DATA FOR ANALYSIS: Begin

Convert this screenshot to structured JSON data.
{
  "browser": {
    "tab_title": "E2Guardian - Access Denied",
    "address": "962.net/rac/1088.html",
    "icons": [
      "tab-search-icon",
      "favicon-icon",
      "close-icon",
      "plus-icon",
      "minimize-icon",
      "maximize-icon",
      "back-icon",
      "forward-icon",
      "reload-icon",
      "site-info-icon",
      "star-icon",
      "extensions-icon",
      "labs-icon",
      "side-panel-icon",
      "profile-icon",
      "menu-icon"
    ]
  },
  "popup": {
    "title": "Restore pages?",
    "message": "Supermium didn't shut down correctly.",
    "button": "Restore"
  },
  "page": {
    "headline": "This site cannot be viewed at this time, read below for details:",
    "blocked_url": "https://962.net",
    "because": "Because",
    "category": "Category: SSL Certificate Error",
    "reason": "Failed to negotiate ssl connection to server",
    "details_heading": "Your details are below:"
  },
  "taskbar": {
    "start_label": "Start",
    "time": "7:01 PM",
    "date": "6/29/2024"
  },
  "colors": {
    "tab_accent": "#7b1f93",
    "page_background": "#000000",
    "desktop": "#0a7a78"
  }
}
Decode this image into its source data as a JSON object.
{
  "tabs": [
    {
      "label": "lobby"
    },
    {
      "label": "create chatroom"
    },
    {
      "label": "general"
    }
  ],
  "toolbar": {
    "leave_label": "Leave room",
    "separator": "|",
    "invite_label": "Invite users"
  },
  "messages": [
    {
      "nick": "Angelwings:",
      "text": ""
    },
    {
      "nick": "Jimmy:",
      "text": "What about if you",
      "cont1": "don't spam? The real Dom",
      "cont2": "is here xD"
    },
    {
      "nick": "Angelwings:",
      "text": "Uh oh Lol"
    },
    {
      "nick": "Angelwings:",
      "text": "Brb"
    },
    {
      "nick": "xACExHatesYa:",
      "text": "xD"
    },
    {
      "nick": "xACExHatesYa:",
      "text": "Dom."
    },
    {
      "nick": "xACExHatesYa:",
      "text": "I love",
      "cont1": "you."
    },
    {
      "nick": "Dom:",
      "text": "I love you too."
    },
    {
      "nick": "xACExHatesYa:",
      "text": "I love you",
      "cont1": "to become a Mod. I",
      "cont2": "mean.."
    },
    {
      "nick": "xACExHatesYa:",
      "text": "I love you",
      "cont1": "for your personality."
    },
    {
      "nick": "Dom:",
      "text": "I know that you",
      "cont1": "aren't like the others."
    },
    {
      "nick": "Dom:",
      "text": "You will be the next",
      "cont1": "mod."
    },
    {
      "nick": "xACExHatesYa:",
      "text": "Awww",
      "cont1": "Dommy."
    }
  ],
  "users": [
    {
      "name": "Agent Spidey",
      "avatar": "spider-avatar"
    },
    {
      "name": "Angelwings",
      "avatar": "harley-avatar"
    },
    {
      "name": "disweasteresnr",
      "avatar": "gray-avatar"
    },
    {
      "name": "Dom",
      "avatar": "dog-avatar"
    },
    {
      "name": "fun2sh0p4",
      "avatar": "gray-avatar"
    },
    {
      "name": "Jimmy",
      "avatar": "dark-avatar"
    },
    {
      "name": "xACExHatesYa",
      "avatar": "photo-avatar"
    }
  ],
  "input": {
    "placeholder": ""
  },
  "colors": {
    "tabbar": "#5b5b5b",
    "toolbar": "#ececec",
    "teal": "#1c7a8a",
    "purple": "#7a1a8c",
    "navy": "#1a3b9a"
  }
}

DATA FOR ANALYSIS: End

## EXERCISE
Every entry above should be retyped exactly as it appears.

## OUTPUT FOR THIS TASK
Convert this screenshot to structured JSON data.
{
  "browser": {
    "tab_title": "E2Guardian - Access Denied",
    "address": "962.net/rac/1088.html",
    "icons": [
      "tab-search-icon",
      "favicon-icon",
      "close-icon",
      "plus-icon",
      "minimize-icon",
      "maximize-icon",
      "back-icon",
      "forward-icon",
      "reload-icon",
      "site-info-icon",
      "star-icon",
      "extensions-icon",
      "labs-icon",
      "side-panel-icon",
      "profile-icon",
      "menu-icon"
    ]
  },
  "popup": {
    "title": "Restore pages?",
    "message": "Supermium didn't shut down correctly.",
    "button": "Restore"
  },
  "page": {
    "headline": "This site cannot be viewed at this time, read below for details:",
    "blocked_url": "https://962.net",
    "because": "Because",
    "category": "Category: SSL Certificate Error",
    "reason": "Failed to negotiate ssl connection to server",
    "details_heading": "Your details are below:"
  },
  "taskbar": {
    "start_label": "Start",
    "time": "7:01 PM",
    "date": "6/29/2024"
  },
  "colors": {
    "tab_accent": "#7b1f93",
    "page_background": "#000000",
    "desktop": "#0a7a78"
  }
}
Decode this image into its source data as a JSON object.
{
  "tabs": [
    {
      "label": "lobby"
    },
    {
      "label": "create chatroom"
    },
    {
      "label": "general"
    }
  ],
  "toolbar": {
    "leave_label": "Leave room",
    "separator": "|",
    "invite_label": "Invite users"
  },
  "messages": [
    {
      "nick": "Angelwings:",
      "text": ""
    },
    {
      "nick": "Jimmy:",
      "text": "What about if you",
      "cont1": "don't spam? The real Dom",
      "cont2": "is here xD"
    },
    {
      "nick": "Angelwings:",
      "text": "Uh oh Lol"
    },
    {
      "nick": "Angelwings:",
      "text": "Brb"
    },
    {
      "nick": "xACExHatesYa:",
      "text": "xD"
    },
    {
      "nick": "xACExHatesYa:",
      "text": "Dom."
    },
    {
      "nick": "xACExHatesYa:",
      "text": "I love",
      "cont1": "you."
    },
    {
      "nick": "Dom:",
      "text": "I love you too."
    },
    {
      "nick": "xACExHatesYa:",
      "text": "I love you",
      "cont1": "to become a Mod. I",
      "cont2": "mean.."
    },
    {
      "nick": "xACExHatesYa:",
      "text": "I love you",
      "cont1": "for your personality."
    },
    {
      "nick": "Dom:",
      "text": "I know that you",
      "cont1": "aren't like the others."
    },
    {
      "nick": "Dom:",
      "text": "You will be the next",
      "cont1": "mod."
    },
    {
      "nick": "xACExHatesYa:",
      "text": "Awww",
      "cont1": "Dommy."
    }
  ],
  "users": [
    {
      "name": "Agent Spidey",
      "avatar": "spider-avatar"
    },
    {
      "name": "Angelwings",
      "avatar": "harley-avatar"
    },
    {
      "name": "disweasteresnr",
      "avatar": "gray-avatar"
    },
    {
      "name": "Dom",
      "avatar": "dog-avatar"
    },
    {
      "name": "fun2sh0p4",
      "avatar": "gray-avatar"
    },
    {
      "name": "Jimmy",
      "avatar": "dark-avatar"
    },
    {
      "name": "xACExHatesYa",
      "avatar": "photo-avatar"
    }
  ],
  "input": {
    "placeholder": ""
  },
  "colors": {
    "tabbar": "#5b5b5b",
    "toolbar": "#ececec",
    "teal": "#1c7a8a",
    "purple": "#7a1a8c",
    "navy": "#1a3b9a"
  }
}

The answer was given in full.